[Instructions for the task] What comes back must be the data itself, retyped exactly.

********************

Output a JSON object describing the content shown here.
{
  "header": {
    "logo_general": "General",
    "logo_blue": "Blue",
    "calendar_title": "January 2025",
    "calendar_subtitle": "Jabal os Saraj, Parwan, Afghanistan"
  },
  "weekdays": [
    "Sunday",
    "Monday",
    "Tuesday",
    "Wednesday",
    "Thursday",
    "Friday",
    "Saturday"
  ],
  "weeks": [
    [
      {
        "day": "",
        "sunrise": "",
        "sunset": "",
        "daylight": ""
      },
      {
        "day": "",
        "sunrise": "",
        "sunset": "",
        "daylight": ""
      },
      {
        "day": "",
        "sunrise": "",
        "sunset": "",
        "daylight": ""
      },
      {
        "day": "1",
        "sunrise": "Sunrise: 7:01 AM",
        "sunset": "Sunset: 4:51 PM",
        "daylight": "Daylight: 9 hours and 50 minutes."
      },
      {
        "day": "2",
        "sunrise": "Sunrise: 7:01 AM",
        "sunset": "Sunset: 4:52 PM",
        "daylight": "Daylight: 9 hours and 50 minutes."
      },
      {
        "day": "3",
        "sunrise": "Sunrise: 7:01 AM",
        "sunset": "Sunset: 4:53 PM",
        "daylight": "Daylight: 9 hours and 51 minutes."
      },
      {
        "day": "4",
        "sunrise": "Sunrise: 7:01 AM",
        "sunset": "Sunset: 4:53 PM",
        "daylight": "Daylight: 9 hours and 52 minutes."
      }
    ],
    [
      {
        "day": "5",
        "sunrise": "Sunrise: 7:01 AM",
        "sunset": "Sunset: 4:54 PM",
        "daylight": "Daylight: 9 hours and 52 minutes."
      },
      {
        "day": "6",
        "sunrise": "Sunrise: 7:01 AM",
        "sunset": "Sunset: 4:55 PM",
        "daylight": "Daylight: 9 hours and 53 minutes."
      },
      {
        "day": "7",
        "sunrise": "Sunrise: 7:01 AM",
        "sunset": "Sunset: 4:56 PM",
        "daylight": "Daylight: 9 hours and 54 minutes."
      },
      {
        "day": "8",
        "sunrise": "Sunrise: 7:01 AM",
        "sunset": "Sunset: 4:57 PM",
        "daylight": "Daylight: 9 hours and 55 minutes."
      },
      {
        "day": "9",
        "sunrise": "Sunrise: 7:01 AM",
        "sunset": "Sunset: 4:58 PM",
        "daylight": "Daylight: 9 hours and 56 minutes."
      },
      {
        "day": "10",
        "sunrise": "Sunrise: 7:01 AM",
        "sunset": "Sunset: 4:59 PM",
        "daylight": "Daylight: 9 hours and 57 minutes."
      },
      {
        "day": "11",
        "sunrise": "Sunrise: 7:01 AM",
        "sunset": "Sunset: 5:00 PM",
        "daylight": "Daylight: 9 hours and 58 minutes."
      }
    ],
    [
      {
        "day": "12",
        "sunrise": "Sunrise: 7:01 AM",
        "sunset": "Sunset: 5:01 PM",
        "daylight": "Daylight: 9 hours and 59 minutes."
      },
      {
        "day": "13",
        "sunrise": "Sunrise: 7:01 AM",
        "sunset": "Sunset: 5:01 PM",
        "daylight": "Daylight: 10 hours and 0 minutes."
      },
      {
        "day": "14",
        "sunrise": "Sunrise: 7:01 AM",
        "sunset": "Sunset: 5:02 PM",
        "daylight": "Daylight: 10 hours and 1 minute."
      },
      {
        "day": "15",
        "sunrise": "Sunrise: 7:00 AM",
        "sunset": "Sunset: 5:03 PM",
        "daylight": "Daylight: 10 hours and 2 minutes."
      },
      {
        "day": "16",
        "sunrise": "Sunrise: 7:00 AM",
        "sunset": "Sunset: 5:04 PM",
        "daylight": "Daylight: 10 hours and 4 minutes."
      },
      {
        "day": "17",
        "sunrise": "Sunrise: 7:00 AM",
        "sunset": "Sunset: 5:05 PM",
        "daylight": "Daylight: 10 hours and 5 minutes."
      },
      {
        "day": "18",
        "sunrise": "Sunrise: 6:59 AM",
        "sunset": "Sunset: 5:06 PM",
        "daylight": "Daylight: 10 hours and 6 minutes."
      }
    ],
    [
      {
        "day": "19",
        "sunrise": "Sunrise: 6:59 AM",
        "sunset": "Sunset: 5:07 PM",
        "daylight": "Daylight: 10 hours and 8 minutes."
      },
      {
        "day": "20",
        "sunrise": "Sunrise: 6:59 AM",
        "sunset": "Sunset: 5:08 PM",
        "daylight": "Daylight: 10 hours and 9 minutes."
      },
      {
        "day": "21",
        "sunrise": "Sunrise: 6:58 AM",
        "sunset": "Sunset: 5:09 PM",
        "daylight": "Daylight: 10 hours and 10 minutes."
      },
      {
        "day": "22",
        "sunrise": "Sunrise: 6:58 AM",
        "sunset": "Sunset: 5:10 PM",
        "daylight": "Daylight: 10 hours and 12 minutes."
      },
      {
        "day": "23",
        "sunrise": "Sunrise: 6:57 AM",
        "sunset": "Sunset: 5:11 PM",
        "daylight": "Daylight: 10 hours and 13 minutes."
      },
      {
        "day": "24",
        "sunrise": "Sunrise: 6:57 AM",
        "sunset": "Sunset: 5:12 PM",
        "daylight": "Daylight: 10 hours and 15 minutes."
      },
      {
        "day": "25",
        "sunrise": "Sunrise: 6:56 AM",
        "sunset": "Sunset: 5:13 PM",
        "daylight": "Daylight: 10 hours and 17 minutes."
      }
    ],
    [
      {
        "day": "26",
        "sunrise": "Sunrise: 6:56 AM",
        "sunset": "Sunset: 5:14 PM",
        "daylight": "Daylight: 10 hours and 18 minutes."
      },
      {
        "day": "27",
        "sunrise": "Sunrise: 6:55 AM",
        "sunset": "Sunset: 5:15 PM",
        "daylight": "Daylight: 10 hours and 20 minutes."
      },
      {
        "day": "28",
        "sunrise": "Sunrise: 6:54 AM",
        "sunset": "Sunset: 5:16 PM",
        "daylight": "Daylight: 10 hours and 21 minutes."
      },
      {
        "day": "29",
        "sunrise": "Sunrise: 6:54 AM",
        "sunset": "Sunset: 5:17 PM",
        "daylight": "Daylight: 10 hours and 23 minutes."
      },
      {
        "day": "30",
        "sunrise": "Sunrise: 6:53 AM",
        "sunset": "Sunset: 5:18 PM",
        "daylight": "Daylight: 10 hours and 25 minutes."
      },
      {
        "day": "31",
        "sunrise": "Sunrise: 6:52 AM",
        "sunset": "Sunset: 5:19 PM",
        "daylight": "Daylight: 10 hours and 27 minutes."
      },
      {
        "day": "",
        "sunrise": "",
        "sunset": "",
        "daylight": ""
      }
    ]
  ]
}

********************

[Finished task]
Output a JSON object describing the content shown here.
{
  "header": {
    "logo_general": "General",
    "logo_blue": "Blue",
    "calendar_title": "January 2025",
    "calendar_subtitle": "Jabal os Saraj, Parwan, Afghanistan"
  },
  "weekdays": [
    "Sunday",
    "Monday",
    "Tuesday",
    "Wednesday",
    "Thursday",
    "Friday",
    "Saturday"
  ],
  "weeks": [
    [
      {
        "day": "",
        "sunrise": "",
        "sunset": "",
        "daylight": ""
      },
      {
        "day": "",
        "sunrise": "",
        "sunset": "",
        "daylight": ""
      },
      {
        "day": "",
        "sunrise": "",
        "sunset": "",
        "daylight": ""
      },
      {
        "day": "1",
        "sunrise": "Sunrise: 7:01 AM",
        "sunset": "Sunset: 4:51 PM",
        "daylight": "Daylight: 9 hours and 50 minutes."
      },
      {
        "day": "2",
        "sunrise": "Sunrise: 7:01 AM",
        "sunset": "Sunset: 4:52 PM",
        "daylight": "Daylight: 9 hours and 50 minutes."
      },
      {
        "day": "3",
        "sunrise": "Sunrise: 7:01 AM",
        "sunset": "Sunset: 4:53 PM",
        "daylight": "Daylight: 9 hours and 51 minutes."
      },
      {
        "day": "4",
        "sunrise": "Sunrise: 7:01 AM",
        "sunset": "Sunset: 4:53 PM",
        "daylight": "Daylight: 9 hours and 52 minutes."
      }
    ],
    [
      {
        "day": "5",
        "sunrise": "Sunrise: 7:01 AM",
        "sunset": "Sunset: 4:54 PM",
        "daylight": "Daylight: 9 hours and 52 minutes."
      },
      {
        "day": "6",
        "sunrise": "Sunrise: 7:01 AM",
        "sunset": "Sunset: 4:55 PM",
        "daylight": "Daylight: 9 hours and 53 minutes."
      },
      {
        "day": "7",
        "sunrise": "Sunrise: 7:01 AM",
        "sunset": "Sunset: 4:56 PM",
        "daylight": "Daylight: 9 hours and 54 minutes."
      },
      {
        "day": "8",
        "sunrise": "Sunrise: 7:01 AM",
        "sunset": "Sunset: 4:57 PM",
        "daylight": "Daylight: 9 hours and 55 minutes."
      },
      {
        "day": "9",
        "sunrise": "Sunrise: 7:01 AM",
        "sunset": "Sunset: 4:58 PM",
        "daylight": "Daylight: 9 hours and 56 minutes."
      },
      {
        "day": "10",
        "sunrise": "Sunrise: 7:01 AM",
        "sunset": "Sunset: 4:59 PM",
        "daylight": "Daylight: 9 hours and 57 minutes."
      },
      {
        "day": "11",
        "sunrise": "Sunrise: 7:01 AM",
        "sunset": "Sunset: 5:00 PM",
        "daylight": "Daylight: 9 hours and 58 minutes."
      }
    ],
    [
      {
        "day": "12",
        "sunrise": "Sunrise: 7:01 AM",
        "sunset": "Sunset: 5:01 PM",
        "daylight": "Daylight: 9 hours and 59 minutes."
      },
      {
        "day": "13",
        "sunrise": "Sunrise: 7:01 AM",
        "sunset": "Sunset: 5:01 PM",
        "daylight": "Daylight: 10 hours and 0 minutes."
      },
      {
        "day": "14",
        "sunrise": "Sunrise: 7:01 AM",
        "sunset": "Sunset: 5:02 PM",
        "daylight": "Daylight: 10 hours and 1 minute."
      },
      {
        "day": "15",
        "sunrise": "Sunrise: 7:00 AM",
        "sunset": "Sunset: 5:03 PM",
        "daylight": "Daylight: 10 hours and 2 minutes."
      },
      {
        "day": "16",
        "sunrise": "Sunrise: 7:00 AM",
        "sunset": "Sunset: 5:04 PM",
        "daylight": "Daylight: 10 hours and 4 minutes."
      },
      {
        "day": "17",
        "sunrise": "Sunrise: 7:00 AM",
        "sunset": "Sunset: 5:05 PM",
        "daylight": "Daylight: 10 hours and 5 minutes."
      },
      {
        "day": "18",
        "sunrise": "Sunrise: 6:59 AM",
        "sunset": "Sunset: 5:06 PM",
        "daylight": "Daylight: 10 hours and 6 minutes."
      }
    ],
    [
      {
        "day": "19",
        "sunrise": "Sunrise: 6:59 AM",
        "sunset": "Sunset: 5:07 PM",
        "daylight": "Daylight: 10 hours and 8 minutes."
      },
      {
        "day": "20",
        "sunrise": "Sunrise: 6:59 AM",
        "sunset": "Sunset: 5:08 PM",
        "daylight": "Daylight: 10 hours and 9 minutes."
      },
      {
        "day": "21",
        "sunrise": "Sunrise: 6:58 AM",
        "sunset": "Sunset: 5:09 PM",
        "daylight": "Daylight: 10 hours and 10 minutes."
      },
      {
        "day": "22",
        "sunrise": "Sunrise: 6:58 AM",
        "sunset": "Sunset: 5:10 PM",
        "daylight": "Daylight: 10 hours and 12 minutes."
      },
      {
        "day": "23",
        "sunrise": "Sunrise: 6:57 AM",
        "sunset": "Sunset: 5:11 PM",
        "daylight": "Daylight: 10 hours and 13 minutes."
      },
      {
        "day": "24",
        "sunrise": "Sunrise: 6:57 AM",
        "sunset": "Sunset: 5:12 PM",
        "daylight": "Daylight: 10 hours and 15 minutes."
      },
      {
        "day": "25",
        "sunrise": "Sunrise: 6:56 AM",
        "sunset": "Sunset: 5:13 PM",
        "daylight": "Daylight: 10 hours and 17 minutes."
      }
    ],
    [
      {
        "day": "26",
        "sunrise": "Sunrise: 6:56 AM",
        "sunset": "Sunset: 5:14 PM",
        "daylight": "Daylight: 10 hours and 18 minutes."
      },
      {
        "day": "27",
        "sunrise": "Sunrise: 6:55 AM",
        "sunset": "Sunset: 5:15 PM",
        "daylight": "Daylight: 10 hours and 20 minutes."
      },
      {
        "day": "28",
        "sunrise": "Sunrise: 6:54 AM",
        "sunset": "Sunset: 5:16 PM",
        "daylight": "Daylight: 10 hours and 21 minutes."
      },
      {
        "day": "29",
        "sunrise": "Sunrise: 6:54 AM",
        "sunset": "Sunset: 5:17 PM",
        "daylight": "Daylight: 10 hours and 23 minutes."
      },
      {
        "day": "30",
        "sunrise": "Sunrise: 6:53 AM",
        "sunset": "Sunset: 5:18 PM",
        "daylight": "Daylight: 10 hours and 25 minutes."
      },
      {
        "day": "31",
        "sunrise": "Sunrise: 6:52 AM",
        "sunset": "Sunset: 5:19 PM",
        "daylight": "Daylight: 10 hours and 27 minutes."
      },
      {
        "day": "",
        "sunrise": "",
        "sunset": "",
        "daylight": ""
      }
    ]
  ]
}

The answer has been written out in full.